Element data from apps and pages:
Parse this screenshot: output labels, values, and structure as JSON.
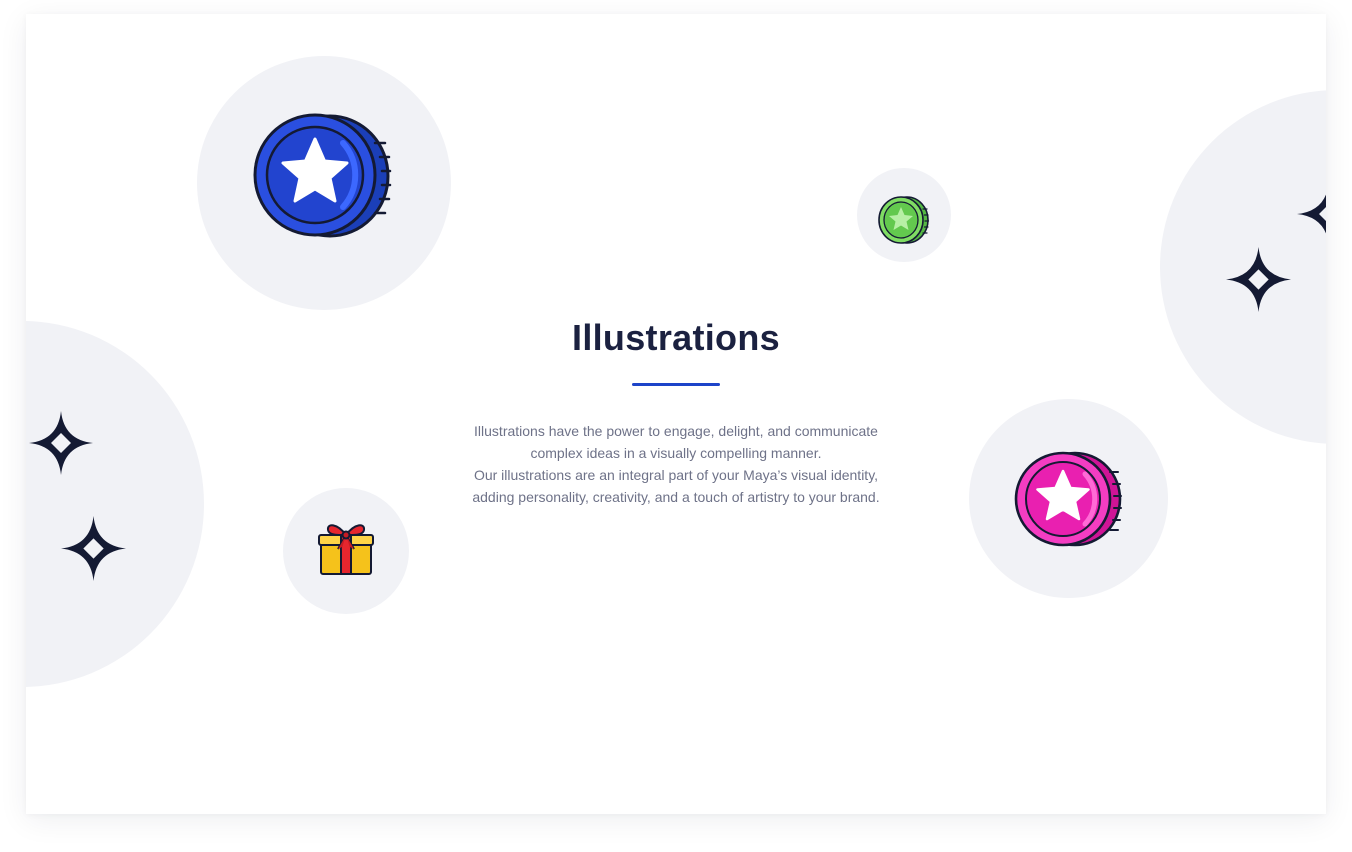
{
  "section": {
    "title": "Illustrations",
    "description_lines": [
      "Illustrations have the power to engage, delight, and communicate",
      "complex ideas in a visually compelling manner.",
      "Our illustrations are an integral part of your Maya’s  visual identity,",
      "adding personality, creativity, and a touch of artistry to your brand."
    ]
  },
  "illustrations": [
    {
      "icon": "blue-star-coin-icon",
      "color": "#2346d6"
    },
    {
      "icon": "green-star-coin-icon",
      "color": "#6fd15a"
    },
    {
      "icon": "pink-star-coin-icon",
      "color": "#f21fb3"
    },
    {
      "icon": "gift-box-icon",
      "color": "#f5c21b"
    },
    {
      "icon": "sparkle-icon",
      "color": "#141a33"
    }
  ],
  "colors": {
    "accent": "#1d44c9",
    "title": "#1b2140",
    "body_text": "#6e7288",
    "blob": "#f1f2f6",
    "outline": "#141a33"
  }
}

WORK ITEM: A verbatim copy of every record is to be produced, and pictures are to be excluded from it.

COMPLETED TASK:
Parse this screenshot: output labels, values, and structure as JSON.
{
  "section": {
    "title": "Illustrations",
    "description_lines": [
      "Illustrations have the power to engage, delight, and communicate",
      "complex ideas in a visually compelling manner.",
      "Our illustrations are an integral part of your Maya’s  visual identity,",
      "adding personality, creativity, and a touch of artistry to your brand."
    ]
  },
  "illustrations": [
    {
      "icon": "blue-star-coin-icon",
      "color": "#2346d6"
    },
    {
      "icon": "green-star-coin-icon",
      "color": "#6fd15a"
    },
    {
      "icon": "pink-star-coin-icon",
      "color": "#f21fb3"
    },
    {
      "icon": "gift-box-icon",
      "color": "#f5c21b"
    },
    {
      "icon": "sparkle-icon",
      "color": "#141a33"
    }
  ],
  "colors": {
    "accent": "#1d44c9",
    "title": "#1b2140",
    "body_text": "#6e7288",
    "blob": "#f1f2f6",
    "outline": "#141a33"
  }
}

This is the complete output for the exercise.